While many might be tempted to dismiss the latter view as patriarchal misogyny in the guise of theology, I have to say that most of the complementarians I know hold their position for deeply-held reasons of conscience rooted in a reverence for God, passion for the Bible, and a desire to be faithful. And that includes quite a few women. Moreover, most of Christianity worldwide – the Roman Catholic and Eastern Orthodox Churches – takes a 'complementarian' view.
When the Church of England decided to ordain women as bishops, it bravely sought some kind of formula which would hold these two parts of its body together. Arising out of this came something with the slightly Maoist-sounding title of 'The five guiding principles'. The aim was 'mutual flourishing' for both egalitarians and complementarians.
So how has that worked out in practice? Well, according to answers given at the most recent General Synod, since the legislation on women bishops came into force in November 2014, 14 women have been appointed as bishops, three as deans and 20 as archdeacons. At the same time, no-one who is unable for conscientiously-held theological reasons to recognise the 'priestly' or episcopal ministry of women has been appointed as an archdeacon or dean.

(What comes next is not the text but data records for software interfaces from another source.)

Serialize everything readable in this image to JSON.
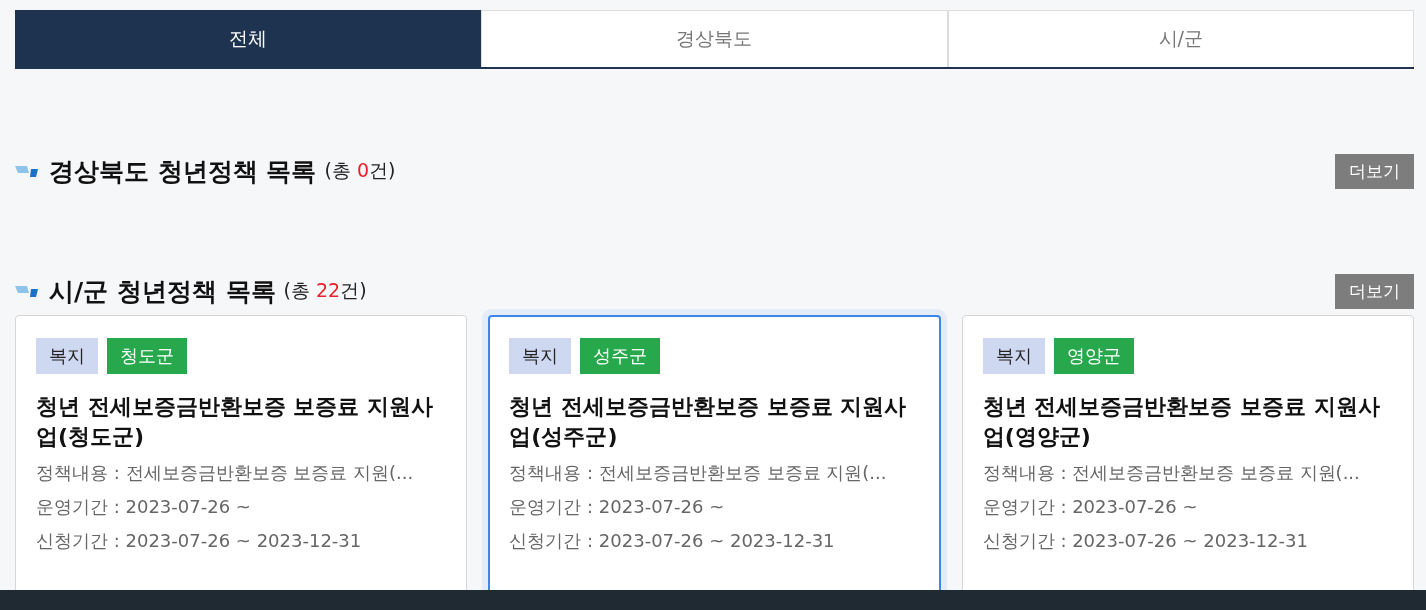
{
  "tabs": [
    {
      "label": "전체",
      "selected": true
    },
    {
      "label": "경상북도",
      "selected": false
    },
    {
      "label": "시/군",
      "selected": false
    }
  ],
  "sections": [
    {
      "title": "경상북도 청년정책 목록",
      "count_prefix": "(총 ",
      "count": "0",
      "count_suffix": "건)",
      "more_button": "더보기"
    },
    {
      "title": "시/군 청년정책 목록",
      "count_prefix": "(총 ",
      "count": "22",
      "count_suffix": "건)",
      "more_button": "더보기",
      "cards": [
        {
          "selected": false,
          "category": "복지",
          "region": "청도군",
          "title": "청년 전세보증금반환보증 보증료 지원사업(청도군)",
          "lines": [
            "정책내용 : 전세보증금반환보증 보증료 지원(...",
            "운영기간 : 2023-07-26 ~",
            "신청기간 : 2023-07-26 ~ 2023-12-31"
          ]
        },
        {
          "selected": true,
          "category": "복지",
          "region": "성주군",
          "title": "청년 전세보증금반환보증 보증료 지원사업(성주군)",
          "lines": [
            "정책내용 : 전세보증금반환보증 보증료 지원(...",
            "운영기간 : 2023-07-26 ~",
            "신청기간 : 2023-07-26 ~ 2023-12-31"
          ]
        },
        {
          "selected": false,
          "category": "복지",
          "region": "영양군",
          "title": "청년 전세보증금반환보증 보증료 지원사업(영양군)",
          "lines": [
            "정책내용 : 전세보증금반환보증 보증료 지원(...",
            "운영기간 : 2023-07-26 ~",
            "신청기간 : 2023-07-26 ~ 2023-12-31"
          ]
        }
      ]
    }
  ]
}
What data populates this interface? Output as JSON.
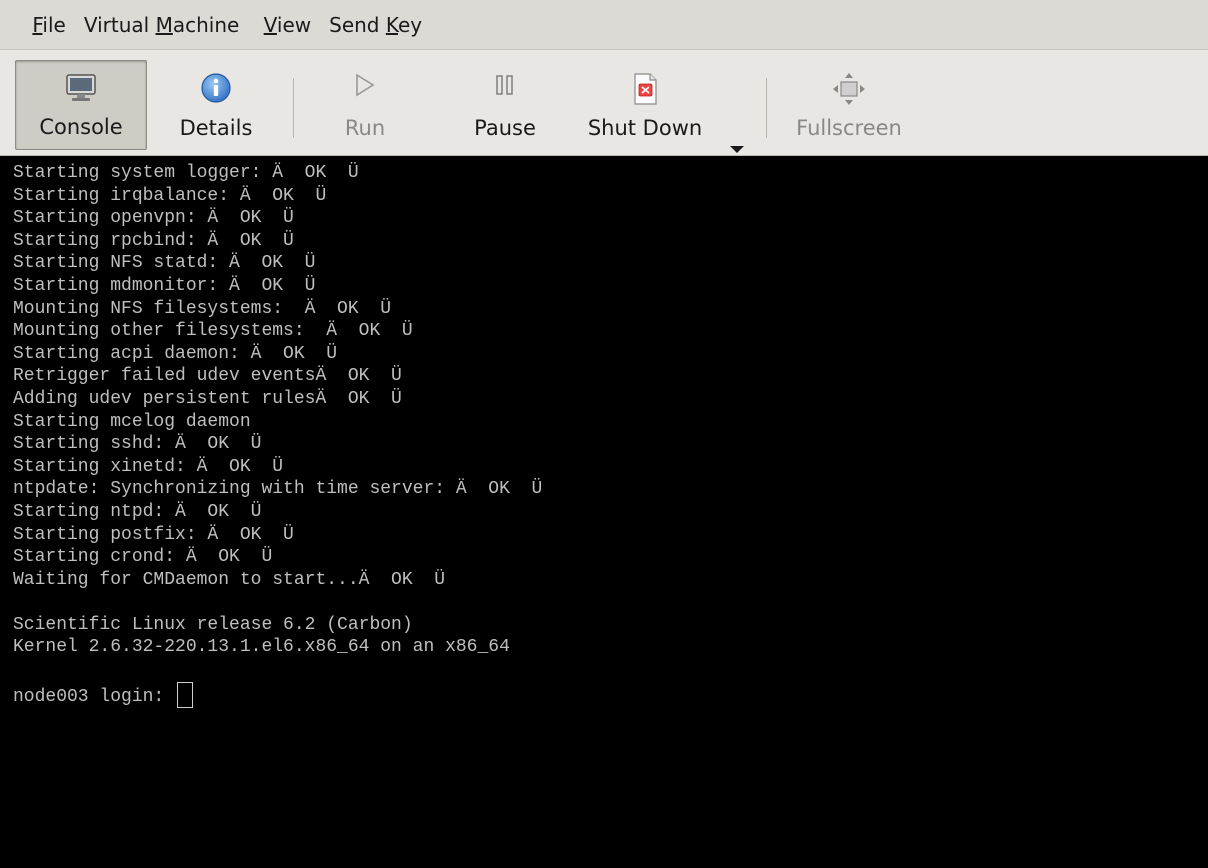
{
  "menubar": {
    "items": [
      {
        "pre": "",
        "key": "F",
        "post": "ile"
      },
      {
        "pre": "Virtual ",
        "key": "M",
        "post": "achine"
      },
      {
        "pre": "",
        "key": "V",
        "post": "iew"
      },
      {
        "pre": "Send ",
        "key": "K",
        "post": "ey"
      }
    ]
  },
  "toolbar": {
    "console_label": "Console",
    "details_label": "Details",
    "run_label": "Run",
    "pause_label": "Pause",
    "shutdown_label": "Shut Down",
    "fullscreen_label": "Fullscreen"
  },
  "console": {
    "lines": [
      "Starting system logger: Ä  OK  Ü",
      "Starting irqbalance: Ä  OK  Ü",
      "Starting openvpn: Ä  OK  Ü",
      "Starting rpcbind: Ä  OK  Ü",
      "Starting NFS statd: Ä  OK  Ü",
      "Starting mdmonitor: Ä  OK  Ü",
      "Mounting NFS filesystems:  Ä  OK  Ü",
      "Mounting other filesystems:  Ä  OK  Ü",
      "Starting acpi daemon: Ä  OK  Ü",
      "Retrigger failed udev eventsÄ  OK  Ü",
      "Adding udev persistent rulesÄ  OK  Ü",
      "Starting mcelog daemon",
      "Starting sshd: Ä  OK  Ü",
      "Starting xinetd: Ä  OK  Ü",
      "ntpdate: Synchronizing with time server: Ä  OK  Ü",
      "Starting ntpd: Ä  OK  Ü",
      "Starting postfix: Ä  OK  Ü",
      "Starting crond: Ä  OK  Ü",
      "Waiting for CMDaemon to start...Ä  OK  Ü",
      "",
      "Scientific Linux release 6.2 (Carbon)",
      "Kernel 2.6.32-220.13.1.el6.x86_64 on an x86_64",
      ""
    ],
    "prompt": "node003 login: "
  },
  "colors": {
    "terminal_bg": "#000000",
    "terminal_fg": "#bfbfbf",
    "chrome_bg": "#dcdad5",
    "info_blue": "#3a7fd0"
  },
  "icons": {
    "console": "monitor-icon",
    "details": "info-icon",
    "run": "play-icon",
    "pause": "pause-icon",
    "shutdown": "power-icon",
    "fullscreen": "fullscreen-icon"
  }
}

Furthermore, during the same period, just two 'suffragan' (or more local) bishops who do not ordain women have been announced (one of whom is evangelical). No diocesan bishops (the regional tier 'above' suffragan bishops) who are complementarians have been installed. The last attempt to do so ended in farce following what some have seen as a witch-hunt against Anglo-Catholic complementarian Philip North. This is hard to square with the church's own Faith & Order Commission publication The Five Guiding Principles: A Resource for Study (2018). That document speaks of 'not corralling some within the boundaries of their own parishes or networks, but providing space generously for all to flourish in its common life and in structures shared by all'.
This lack of complementarian bishops should concern all wings of the church. Complementarian evangelicals and Anglo-Catholics understandably feel patronised and betrayed. But egalitarian evangelicals should also be concerned: after all, these other traditionalist evangelicals probably share 98 per cent of their theological DNA; they are fellow brothers and sisters. And in debates about the future direction of the wider Church of England, they are going to need to work together. Egalitarian evangelicals need to be asking: how can we help our close friends and allies here? What can we do?
But liberals who truly are 'liberal' should also be concerned. If they really want a broad, inclusive and diverse church, well then – where's the inclusivity and diversity on this particular issue? Does 'loving your neighbour' only extend to those with whom you agree? Does (even) 'loving your (theological) enemy' include everyone but complementarians?
All in all, it is a shabby state of affairs. After all, if the church's 'five guiding principles' in this matter aren't worth the paper on which they are written, why should anyone from any wing of the church believe possible future assurances which might be given to any grouping in the church – liberal or conservative – when issues of sexuality are discussed? The answer is that they won't. And neither – unless this particular situation changes – should they. As someone rather significant once said, 'Let your yes be yes.' I don't think he meant, 'Let your yes be a probably not.' Do you?
David Baker is a former daily newspaper journalist now working as an Anglican minister in Sussex, England. Find him on Twitter @Baker_David_A